“I don’t want to become confrontational, but we need more Senate Republicans to join the overwhelming majority of Democratic colleagues and close the loopholes that require a background check on purchases of guns. We need a ban on assault weapons and high-capacity magazines. Don’t tell me it can’t be done. We did it before. And it worked. Talk to most responsible gun owners and hunters. They’ll tell you there’s no possible justification for having a hundred rounds in a weapon. What do you think deer are wearing Kevlar vests?” 

He’s talking about so-called Universal Background Checks, which sound nice on their face, but it’s very misleading. Instant background checks have been federally required since 1998. These instant checks are also required for gun show and online purchases. These are not loopholes. What the President and his allies want to add is a background check on private transfers. This is the same law that has been in Colorado since 2013, and violent crime has risen significantly since then. Criminals who buy their guns on the street are not going to an FFL to obtain a background check. These laws only hurt the law-abiding who comply with the law.

Finally, he talked history and compared the Second Amendment to the First. He failed on both counts:

“And what they’ll tell you [is] that’s where too many people a day were able to buy a gun, but shouldn’t be able to buy a gun. These kinds of reasonable reforms have overwhelming support from the American people, including many gun owners. The country supports reform and Congress should act. This shouldn’t be a red or blue issue and no amendment to the Constitution is absolute. You can’t yell fire in a crowded theater. From the very beginning, there are certain guns, weapons that could not be owned by Americans. Certain people could not own those weapons ever. We’re not changing the Constitution. We’re being reasonable. I think this is not a Democrat or Republican issue. I think it’s an American issue.”

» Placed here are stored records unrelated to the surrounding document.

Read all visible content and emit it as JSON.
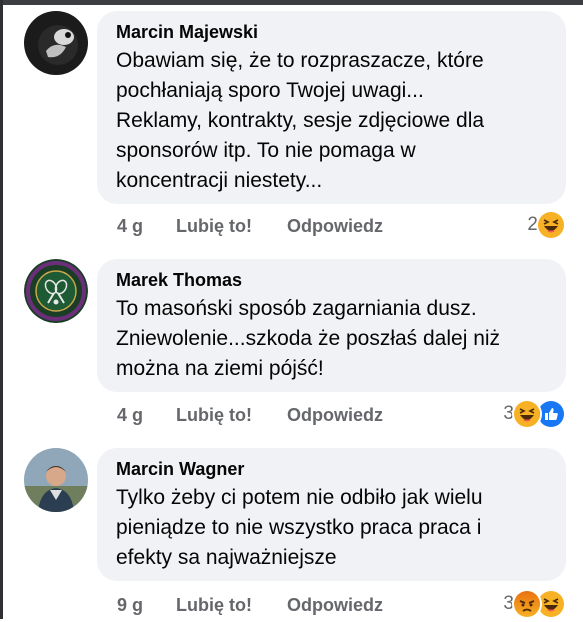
{
  "comments": [
    {
      "author": "Marcin Majewski",
      "text": "Obawiam się, że to rozpraszacze, które pochłaniają sporo Twojej uwagi... Reklamy, kontrakty, sesje zdjęciowe dla sponsorów itp.  To nie pomaga w koncentracji niestety...",
      "lines": [
        "Obawiam się, że to rozpraszacze, które",
        "pochłaniają sporo Twojej uwagi...",
        "Reklamy, kontrakty, sesje zdjęciowe dla",
        "sponsorów itp.  To nie pomaga w",
        "koncentracji niestety..."
      ],
      "time": "4 g",
      "like_label": "Lubię to!",
      "reply_label": "Odpowiedz",
      "reaction_count": "2",
      "reactions": [
        "haha"
      ]
    },
    {
      "author": "Marek Thomas",
      "lines": [
        "To masoński sposób zagarniania dusz.",
        "Zniewolenie...szkoda że poszłaś dalej niż",
        "można na ziemi pójść!"
      ],
      "time": "4 g",
      "like_label": "Lubię to!",
      "reply_label": "Odpowiedz",
      "reaction_count": "3",
      "reactions": [
        "haha",
        "like"
      ]
    },
    {
      "author": "Marcin Wagner",
      "lines": [
        "Tylko żeby ci potem nie odbiło jak wielu",
        "pieniądze to nie wszystko praca praca i",
        "efekty sa najważniejsze"
      ],
      "time": "9 g",
      "like_label": "Lubię to!",
      "reply_label": "Odpowiedz",
      "reaction_count": "3",
      "reactions": [
        "angry",
        "haha"
      ]
    }
  ],
  "avatar2_badge": "THE CHAMPIONSHIPS WIMBLEDON",
  "colors": {
    "bubble": "#f0f2f5",
    "meta": "#65676b",
    "like_blue": "#1877f2",
    "haha_yellow": "#f7b125",
    "angry_red": "#e9710f"
  }
}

There are already restrictions on who can’t own certain weapons, and there have been historically. Felons and those who have been adjudicated as mentally ill cannot lawfully own firearms, in addition to those in several other categories such as those who have renounced their citizenship and who have been dishonorably discharged from the US military. And yes, Mr. President, you can yell fire in a crowded theater. Please stop saying this.

There are many in the pro-gun rights community who would be happy to sit down with the President’s administration and speechwriters to help fact-check his speeches ahead of his giving them. But he likely doesn’t have concerns about whether or not his speeches on gun control are accurate. He is perhaps focused solely on the gun control community that spent a lot of money getting him elected.